* What is being asked: The complete set of records below must be repeated precisely as given.

(Page and application data records)

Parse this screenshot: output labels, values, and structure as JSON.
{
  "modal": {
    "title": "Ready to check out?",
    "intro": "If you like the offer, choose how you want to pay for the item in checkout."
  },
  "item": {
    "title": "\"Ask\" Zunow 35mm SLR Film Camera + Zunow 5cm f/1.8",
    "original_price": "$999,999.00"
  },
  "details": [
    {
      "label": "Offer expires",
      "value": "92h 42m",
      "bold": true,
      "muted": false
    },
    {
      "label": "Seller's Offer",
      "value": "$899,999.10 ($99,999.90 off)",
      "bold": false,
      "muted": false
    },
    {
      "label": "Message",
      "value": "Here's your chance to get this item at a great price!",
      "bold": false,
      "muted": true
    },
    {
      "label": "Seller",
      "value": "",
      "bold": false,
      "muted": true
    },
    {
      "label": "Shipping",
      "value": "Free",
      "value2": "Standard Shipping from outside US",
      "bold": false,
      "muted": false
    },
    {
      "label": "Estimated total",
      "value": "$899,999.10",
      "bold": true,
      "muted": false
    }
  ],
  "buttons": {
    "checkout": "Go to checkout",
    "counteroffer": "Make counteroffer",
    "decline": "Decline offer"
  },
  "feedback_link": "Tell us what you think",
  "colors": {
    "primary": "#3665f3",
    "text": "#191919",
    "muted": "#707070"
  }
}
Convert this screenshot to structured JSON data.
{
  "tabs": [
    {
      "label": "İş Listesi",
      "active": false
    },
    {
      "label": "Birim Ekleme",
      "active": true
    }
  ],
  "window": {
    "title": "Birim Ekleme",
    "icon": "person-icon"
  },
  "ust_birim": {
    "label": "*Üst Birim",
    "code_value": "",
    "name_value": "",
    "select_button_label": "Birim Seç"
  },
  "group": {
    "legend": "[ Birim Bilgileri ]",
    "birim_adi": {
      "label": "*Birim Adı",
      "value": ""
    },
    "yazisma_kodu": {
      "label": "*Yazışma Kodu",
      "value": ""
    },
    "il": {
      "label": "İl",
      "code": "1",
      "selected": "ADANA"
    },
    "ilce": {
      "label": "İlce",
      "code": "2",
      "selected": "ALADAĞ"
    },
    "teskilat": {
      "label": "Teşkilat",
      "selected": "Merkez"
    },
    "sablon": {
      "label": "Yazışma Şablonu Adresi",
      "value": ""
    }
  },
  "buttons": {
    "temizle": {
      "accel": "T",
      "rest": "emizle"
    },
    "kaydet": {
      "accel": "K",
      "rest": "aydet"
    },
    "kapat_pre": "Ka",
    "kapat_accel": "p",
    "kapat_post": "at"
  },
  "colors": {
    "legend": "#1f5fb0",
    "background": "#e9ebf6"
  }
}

* Expected answer:
Parse this screenshot: output labels, values, and structure as JSON.
{
  "modal": {
    "title": "Ready to check out?",
    "intro": "If you like the offer, choose how you want to pay for the item in checkout."
  },
  "item": {
    "title": "\"Ask\" Zunow 35mm SLR Film Camera + Zunow 5cm f/1.8",
    "original_price": "$999,999.00"
  },
  "details": [
    {
      "label": "Offer expires",
      "value": "92h 42m",
      "bold": true,
      "muted": false
    },
    {
      "label": "Seller's Offer",
      "value": "$899,999.10 ($99,999.90 off)",
      "bold": false,
      "muted": false
    },
    {
      "label": "Message",
      "value": "Here's your chance to get this item at a great price!",
      "bold": false,
      "muted": true
    },
    {
      "label": "Seller",
      "value": "",
      "bold": false,
      "muted": true
    },
    {
      "label": "Shipping",
      "value": "Free",
      "value2": "Standard Shipping from outside US",
      "bold": false,
      "muted": false
    },
    {
      "label": "Estimated total",
      "value": "$899,999.10",
      "bold": true,
      "muted": false
    }
  ],
  "buttons": {
    "checkout": "Go to checkout",
    "counteroffer": "Make counteroffer",
    "decline": "Decline offer"
  },
  "feedback_link": "Tell us what you think",
  "colors": {
    "primary": "#3665f3",
    "text": "#191919",
    "muted": "#707070"
  }
}
Convert this screenshot to structured JSON data.
{
  "tabs": [
    {
      "label": "İş Listesi",
      "active": false
    },
    {
      "label": "Birim Ekleme",
      "active": true
    }
  ],
  "window": {
    "title": "Birim Ekleme",
    "icon": "person-icon"
  },
  "ust_birim": {
    "label": "*Üst Birim",
    "code_value": "",
    "name_value": "",
    "select_button_label": "Birim Seç"
  },
  "group": {
    "legend": "[ Birim Bilgileri ]",
    "birim_adi": {
      "label": "*Birim Adı",
      "value": ""
    },
    "yazisma_kodu": {
      "label": "*Yazışma Kodu",
      "value": ""
    },
    "il": {
      "label": "İl",
      "code": "1",
      "selected": "ADANA"
    },
    "ilce": {
      "label": "İlce",
      "code": "2",
      "selected": "ALADAĞ"
    },
    "teskilat": {
      "label": "Teşkilat",
      "selected": "Merkez"
    },
    "sablon": {
      "label": "Yazışma Şablonu Adresi",
      "value": ""
    }
  },
  "buttons": {
    "temizle": {
      "accel": "T",
      "rest": "emizle"
    },
    "kaydet": {
      "accel": "K",
      "rest": "aydet"
    },
    "kapat_pre": "Ka",
    "kapat_accel": "p",
    "kapat_post": "at"
  },
  "colors": {
    "legend": "#1f5fb0",
    "background": "#e9ebf6"
  }
}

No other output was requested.